There are plenty of contemporary artists that I admire, but for all different kinds of reasons. Some people, like Outkast, you just have to revel in how they keep putting it down and forcing people to get with it. This is very inspiring. Then I look at a band like The Mars Volta, and I have to sit back and try to turn off the producer instinct that picks it apart so that I can just listen, because they’re doing truly new things within established, classic frameworks (afro-beat, salsa, metal, etc.) and this is the essence of making records in the new millennium I think—stop acting like you invented the shit or you’re competing with everyone, and start collaborating and acting instead like we should all be versed in the rich musical history we call ours.

What do you think is the biggest misconception of the music industry?

I think truly, the bulk of the huge pop records you see in the videos and hear on the radio DO make sense as the pillars of pop culture, especially in these times of muted consciousness, wayward politics and fear. But the way the entertainment and communications cycles have lulled us into this sense that we, as a mainstream audience, can’t digest or understand anything outside of this routine is inaccurate and just plain unfair. It’s like anything else, when there’s competition there’s innovation, and in the end, we all want more, better choices.

What can we expect from you in the future?

I’m gonna do my best to keep that curve chasing my ass, and not the other way around.

Check out his website, www.graykid.com. If you’re in NYC or if he’s in your town check out the live show, the last one I went to had drunk girls wrestling in the crowd, ya dig?







Music-wise, we're so lucky here in Minneapolis / St. Paul. So many great bands are making the rounds here at the moment, no wonder Tapes 'n Tapes didn't "catch on" for a while locally. One of these new cool bands is Duplomacy. I think you'll like 'em, I really do.

Here's what HowWasTheShow had to say:

Duplomacy plays with a rare calm and slow beauty that I have not heard for a long time…(they) play off of each other in an almost orchestral way. The song layering and transitions are reminiscent of the Beatles…While sounding very different, Duplomacy’s songs do have a similar dreamlike introspective beauty to some of REM’s earliest work. And their use of minor keys always gets me.


Personally, I think they sound like Death Cab For Cutie minus the "wussiness", mix in a little Pavement, add a bit of Wolf Parade and Dinosaur Jr, and there you go. Highly recommended for fans of bands afore mentioned and: Low, Band of Horses, Xiu Xiu, Tapes ‘n Tapes, Head of Femur, Headphones, Kid Dakota, Happy Apple, etc...

Here's a couple of mp3s for you:

mp3: Duplomacy - Stars
mp3: Duplomacy - Coppertone

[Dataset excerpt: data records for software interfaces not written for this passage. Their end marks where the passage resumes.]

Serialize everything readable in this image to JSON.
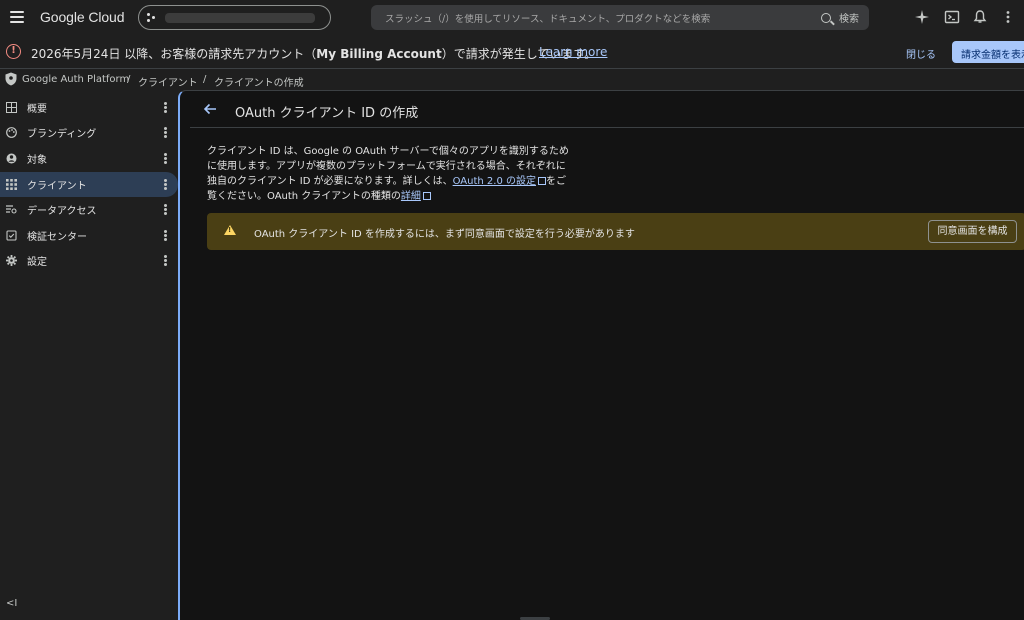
{
  "topbar": {
    "logo": "Google Cloud",
    "search_placeholder": "スラッシュ（/）を使用してリソース、ドキュメント、プロダクトなどを検索",
    "search_button": "検索",
    "icons": [
      "menu-icon",
      "sparkle-icon",
      "terminal-icon",
      "bell-icon",
      "more-vert-icon"
    ]
  },
  "banner": {
    "message_prefix": "2026年5月24日 以降、お客様の請求先アカウント（",
    "account": "My Billing Account",
    "message_suffix": "）で請求が発生しています。",
    "learn_more": "Learn more",
    "close": "閉じる",
    "show_button": "請求金額を表示"
  },
  "breadcrumb": {
    "items": [
      "Google Auth Platform",
      "クライアント",
      "クライアントの作成"
    ],
    "separator": "/"
  },
  "sidebar": {
    "items": [
      {
        "label": "概要",
        "icon": "dashboard-icon"
      },
      {
        "label": "ブランディング",
        "icon": "palette-icon"
      },
      {
        "label": "対象",
        "icon": "person-icon"
      },
      {
        "label": "クライアント",
        "icon": "apps-icon",
        "active": true
      },
      {
        "label": "データアクセス",
        "icon": "data-access-icon"
      },
      {
        "label": "検証センター",
        "icon": "verify-icon"
      },
      {
        "label": "設定",
        "icon": "gear-icon"
      }
    ],
    "collapse_label": "<I"
  },
  "panel": {
    "title": "OAuth クライアント ID の作成",
    "desc_1": "クライアント ID は、Google の OAuth サーバーで個々のアプリを識別するために使用します。アプリが複数のプラットフォームで実行される場合、それぞれに独自のクライアント ID が必要になります。詳しくは、",
    "desc_link1": "OAuth 2.0 の設定",
    "desc_2": "をご覧ください。OAuth クライアントの種類の",
    "desc_link2": "詳細",
    "warning_text": "OAuth クライアント ID を作成するには、まず同意画面で設定を行う必要があります",
    "warning_button": "同意画面を構成"
  },
  "colors": {
    "accent": "#a8c7fa",
    "warning_bg": "#4a3f14",
    "active_nav": "#2d3e55",
    "error": "#f28b82"
  }
}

The Jim Yoshii Pile-Up

Absolutely Kosher Records   

Alright, let's get one thing straight: there is no one named Jim Yoshii in The Jim Yoshii Pile Up. So put that thought right out of your mind. Now, as for the "Pile Up" part, that's another story. Oakland's JYPU have displayed an impressive collection of emotions and influences in their musical offerings to date. Their releases explore the gentle purity of melancholy, the brittle smiles of the desperate, and the exhaustive chaos of the bitter. By infusing late-period Bedhead and early Mogwai with the kind of vocal confidence and lyrical frankness so commonly misused by the early '80s English goth bands and late '90s Midwestern emo punks, this group brings the intensely personal ballad into the post-Slint age. JYPU unleashes the potency of the minimal and the glory of the extravagant and the epic. They have also been known to rock.

This is their story: they started as a trio called Andymat who played primarily for their friends. When their friends took them seriously they decided they were a real band, became a five-piece, and changed their name. In 1999, they issued their five-song self-titled debut EP. Two years later the band returned with their first LP, It's Winter Here, on Absolutely Kosher Records. On that album, they more fully realized their unique synthesis of moody multiple-guitar instrumentalism and heartfelt emotional rock, perfecting an intelligent and distinct sound for closet emo enthusiasts everywhere.